Work request -> Each entry needs to be reproduced verbatim.

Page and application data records
========================================

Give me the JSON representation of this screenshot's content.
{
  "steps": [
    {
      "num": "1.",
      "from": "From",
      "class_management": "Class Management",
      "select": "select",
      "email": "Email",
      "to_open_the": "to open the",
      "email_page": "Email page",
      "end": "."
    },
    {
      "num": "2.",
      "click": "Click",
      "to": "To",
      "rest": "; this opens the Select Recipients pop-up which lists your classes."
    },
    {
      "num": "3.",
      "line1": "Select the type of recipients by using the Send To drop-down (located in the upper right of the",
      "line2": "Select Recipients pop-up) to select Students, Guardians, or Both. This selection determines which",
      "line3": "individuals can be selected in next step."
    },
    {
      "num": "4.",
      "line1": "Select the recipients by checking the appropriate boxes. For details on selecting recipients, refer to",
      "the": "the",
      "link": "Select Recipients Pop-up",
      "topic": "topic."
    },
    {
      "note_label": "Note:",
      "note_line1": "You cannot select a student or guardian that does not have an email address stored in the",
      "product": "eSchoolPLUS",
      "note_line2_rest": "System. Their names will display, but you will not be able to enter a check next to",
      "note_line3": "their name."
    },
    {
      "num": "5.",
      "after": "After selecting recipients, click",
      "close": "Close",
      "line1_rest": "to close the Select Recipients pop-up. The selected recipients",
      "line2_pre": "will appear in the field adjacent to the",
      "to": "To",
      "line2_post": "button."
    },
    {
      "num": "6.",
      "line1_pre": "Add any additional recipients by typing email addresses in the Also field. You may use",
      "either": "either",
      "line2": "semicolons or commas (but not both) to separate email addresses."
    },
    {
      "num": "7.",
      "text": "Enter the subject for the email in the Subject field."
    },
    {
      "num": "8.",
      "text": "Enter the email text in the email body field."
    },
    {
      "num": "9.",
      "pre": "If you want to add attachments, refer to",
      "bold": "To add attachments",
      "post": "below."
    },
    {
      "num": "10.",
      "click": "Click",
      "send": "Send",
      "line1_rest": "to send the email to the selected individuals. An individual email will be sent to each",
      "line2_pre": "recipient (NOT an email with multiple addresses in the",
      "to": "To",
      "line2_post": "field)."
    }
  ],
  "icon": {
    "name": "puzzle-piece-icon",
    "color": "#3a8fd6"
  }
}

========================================

Solution ->
Give me the JSON representation of this screenshot's content.
{
  "steps": [
    {
      "num": "1.",
      "from": "From",
      "class_management": "Class Management",
      "select": "select",
      "email": "Email",
      "to_open_the": "to open the",
      "email_page": "Email page",
      "end": "."
    },
    {
      "num": "2.",
      "click": "Click",
      "to": "To",
      "rest": "; this opens the Select Recipients pop-up which lists your classes."
    },
    {
      "num": "3.",
      "line1": "Select the type of recipients by using the Send To drop-down (located in the upper right of the",
      "line2": "Select Recipients pop-up) to select Students, Guardians, or Both. This selection determines which",
      "line3": "individuals can be selected in next step."
    },
    {
      "num": "4.",
      "line1": "Select the recipients by checking the appropriate boxes. For details on selecting recipients, refer to",
      "the": "the",
      "link": "Select Recipients Pop-up",
      "topic": "topic."
    },
    {
      "note_label": "Note:",
      "note_line1": "You cannot select a student or guardian that does not have an email address stored in the",
      "product": "eSchoolPLUS",
      "note_line2_rest": "System. Their names will display, but you will not be able to enter a check next to",
      "note_line3": "their name."
    },
    {
      "num": "5.",
      "after": "After selecting recipients, click",
      "close": "Close",
      "line1_rest": "to close the Select Recipients pop-up. The selected recipients",
      "line2_pre": "will appear in the field adjacent to the",
      "to": "To",
      "line2_post": "button."
    },
    {
      "num": "6.",
      "line1_pre": "Add any additional recipients by typing email addresses in the Also field. You may use",
      "either": "either",
      "line2": "semicolons or commas (but not both) to separate email addresses."
    },
    {
      "num": "7.",
      "text": "Enter the subject for the email in the Subject field."
    },
    {
      "num": "8.",
      "text": "Enter the email text in the email body field."
    },
    {
      "num": "9.",
      "pre": "If you want to add attachments, refer to",
      "bold": "To add attachments",
      "post": "below."
    },
    {
      "num": "10.",
      "click": "Click",
      "send": "Send",
      "line1_rest": "to send the email to the selected individuals. An individual email will be sent to each",
      "line2_pre": "recipient (NOT an email with multiple addresses in the",
      "to": "To",
      "line2_post": "field)."
    }
  ],
  "icon": {
    "name": "puzzle-piece-icon",
    "color": "#3a8fd6"
  }
}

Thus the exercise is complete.